BEGIN Exercise data
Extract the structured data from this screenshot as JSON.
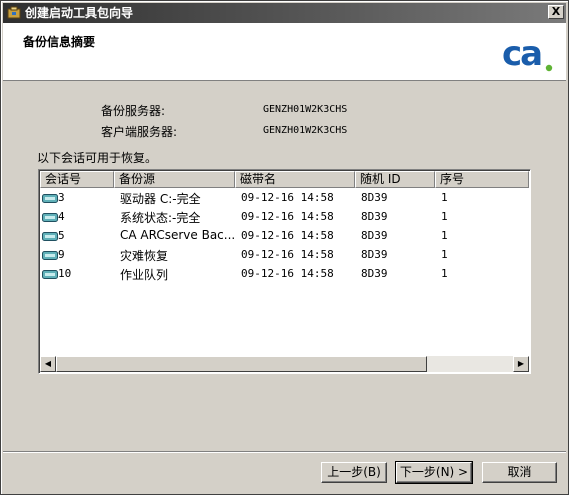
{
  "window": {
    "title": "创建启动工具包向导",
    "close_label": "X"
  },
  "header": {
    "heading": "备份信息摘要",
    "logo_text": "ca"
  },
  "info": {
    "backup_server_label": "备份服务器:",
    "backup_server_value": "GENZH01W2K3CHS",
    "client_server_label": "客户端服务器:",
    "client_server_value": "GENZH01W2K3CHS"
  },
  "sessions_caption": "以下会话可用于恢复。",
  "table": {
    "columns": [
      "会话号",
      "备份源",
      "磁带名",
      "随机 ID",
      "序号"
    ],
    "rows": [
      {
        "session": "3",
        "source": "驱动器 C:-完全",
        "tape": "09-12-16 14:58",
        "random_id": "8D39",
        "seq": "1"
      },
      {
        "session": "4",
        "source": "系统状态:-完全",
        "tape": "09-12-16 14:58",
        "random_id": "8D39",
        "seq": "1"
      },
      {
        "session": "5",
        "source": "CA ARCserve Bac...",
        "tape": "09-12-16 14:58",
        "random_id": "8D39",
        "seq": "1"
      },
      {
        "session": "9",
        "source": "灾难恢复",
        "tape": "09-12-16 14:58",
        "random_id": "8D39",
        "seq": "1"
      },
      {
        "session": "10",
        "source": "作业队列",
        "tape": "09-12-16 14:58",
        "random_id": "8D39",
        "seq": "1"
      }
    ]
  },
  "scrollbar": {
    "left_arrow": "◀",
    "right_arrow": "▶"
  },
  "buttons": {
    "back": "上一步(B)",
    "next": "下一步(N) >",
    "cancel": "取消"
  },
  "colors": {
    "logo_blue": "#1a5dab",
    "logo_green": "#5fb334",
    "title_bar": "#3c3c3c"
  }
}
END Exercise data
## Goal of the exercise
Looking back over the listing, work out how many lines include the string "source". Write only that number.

## Written response
5